As the university expands into the surrounding community, Roxbury residents are often forced out of their homes and relocated.
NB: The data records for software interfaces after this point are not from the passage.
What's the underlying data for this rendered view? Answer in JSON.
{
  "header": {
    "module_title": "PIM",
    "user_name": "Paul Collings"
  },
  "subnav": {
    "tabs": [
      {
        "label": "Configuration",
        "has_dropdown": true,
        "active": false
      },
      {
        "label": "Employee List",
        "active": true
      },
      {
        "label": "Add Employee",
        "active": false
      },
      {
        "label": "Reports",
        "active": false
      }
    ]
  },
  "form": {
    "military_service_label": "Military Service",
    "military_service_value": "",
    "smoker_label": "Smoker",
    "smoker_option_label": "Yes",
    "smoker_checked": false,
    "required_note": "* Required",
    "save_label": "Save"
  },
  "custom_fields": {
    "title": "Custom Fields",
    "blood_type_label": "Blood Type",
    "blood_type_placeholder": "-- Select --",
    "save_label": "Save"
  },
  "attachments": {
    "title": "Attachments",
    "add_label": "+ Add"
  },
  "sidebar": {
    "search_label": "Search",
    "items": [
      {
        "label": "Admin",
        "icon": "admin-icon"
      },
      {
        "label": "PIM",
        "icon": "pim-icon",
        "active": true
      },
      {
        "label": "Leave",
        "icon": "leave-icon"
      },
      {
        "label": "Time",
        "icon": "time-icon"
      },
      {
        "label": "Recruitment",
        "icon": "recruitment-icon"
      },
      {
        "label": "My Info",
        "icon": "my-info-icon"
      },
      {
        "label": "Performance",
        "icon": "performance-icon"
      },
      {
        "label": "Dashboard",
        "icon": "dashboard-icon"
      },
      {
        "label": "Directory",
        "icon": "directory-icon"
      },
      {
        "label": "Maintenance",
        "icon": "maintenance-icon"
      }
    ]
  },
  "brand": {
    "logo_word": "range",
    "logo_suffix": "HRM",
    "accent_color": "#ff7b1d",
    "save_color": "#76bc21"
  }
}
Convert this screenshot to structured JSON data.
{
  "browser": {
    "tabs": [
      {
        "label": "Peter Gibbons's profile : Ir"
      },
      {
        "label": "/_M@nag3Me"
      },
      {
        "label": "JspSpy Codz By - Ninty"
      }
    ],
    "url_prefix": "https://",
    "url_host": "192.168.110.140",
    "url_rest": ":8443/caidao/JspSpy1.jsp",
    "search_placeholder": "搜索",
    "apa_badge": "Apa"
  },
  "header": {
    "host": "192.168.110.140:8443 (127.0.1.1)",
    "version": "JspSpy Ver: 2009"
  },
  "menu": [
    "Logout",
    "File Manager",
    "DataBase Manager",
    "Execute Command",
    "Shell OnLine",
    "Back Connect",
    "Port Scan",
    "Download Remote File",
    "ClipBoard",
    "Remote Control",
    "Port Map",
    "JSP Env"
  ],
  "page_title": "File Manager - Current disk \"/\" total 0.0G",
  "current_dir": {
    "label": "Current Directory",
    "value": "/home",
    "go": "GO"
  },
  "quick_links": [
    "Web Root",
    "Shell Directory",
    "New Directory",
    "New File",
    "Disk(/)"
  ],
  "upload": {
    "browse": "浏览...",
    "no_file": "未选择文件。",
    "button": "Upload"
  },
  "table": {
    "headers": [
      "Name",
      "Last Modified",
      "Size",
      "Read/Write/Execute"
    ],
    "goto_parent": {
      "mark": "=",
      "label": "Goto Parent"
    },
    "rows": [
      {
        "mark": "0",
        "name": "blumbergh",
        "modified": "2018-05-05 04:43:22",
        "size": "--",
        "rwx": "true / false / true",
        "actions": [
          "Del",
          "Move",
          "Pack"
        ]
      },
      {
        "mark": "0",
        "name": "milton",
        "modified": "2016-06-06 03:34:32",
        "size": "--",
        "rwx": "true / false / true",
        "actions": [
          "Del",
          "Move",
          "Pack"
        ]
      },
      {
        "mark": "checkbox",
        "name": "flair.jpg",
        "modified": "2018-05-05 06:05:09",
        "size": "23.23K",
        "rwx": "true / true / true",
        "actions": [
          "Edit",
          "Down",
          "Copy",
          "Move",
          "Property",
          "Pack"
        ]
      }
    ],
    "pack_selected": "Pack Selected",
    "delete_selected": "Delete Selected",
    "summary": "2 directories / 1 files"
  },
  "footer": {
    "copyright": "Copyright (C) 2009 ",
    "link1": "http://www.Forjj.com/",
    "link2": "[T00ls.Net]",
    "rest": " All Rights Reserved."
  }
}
Northeastern professor Barry Bluestone said that while the playground improves the Roxbury community, the university should be doing more to help the displaced residents.

“I’m not opposed to the improvements that were made, and they were extensive, at the Carter Playground,” Bluestone said, “but that puts even more pressure on the university to take action on the housing front to reduce the impact of gentrification.”

Bluestone said that the universities within Boston, along with the city’s government, should team up to help improve the housing market in the gentrified communities.

“The success of Northeastern, of BU, of BC has come at the expense of the local community,” Bluestone said, “and therefore, we have a responsibility to try and solve that housing problem.”

Northeastern funded these renovations and invested $26 million into the project for the repairs, committing another $82 million in maintenance over the next 30 years.

Sean McIntyre, a fifth-year business administration major who spoke at the event to represent the student athletes at Northeastern, believed this partnership signals the important role Northeastern can play in the local community.

“For me, Carter signifies two equally important commitments Northeastern has made,” McIntyre said. “One is to the club and intramural sports at Northeastern and two is building a harmonious relationship with the city of Boston.”

But while this partnership has seen success, Boston officials are not ready to adopt this process as a common system.

“This situation was perfect for this unique public-private partnership, but I do think cities have to be very, very responsible, not to rush into public-private partnerships and really analyze the specific situation,” Cook said. “We’re very grateful that this one is a positive.”

Christopher Butler contributed to this article.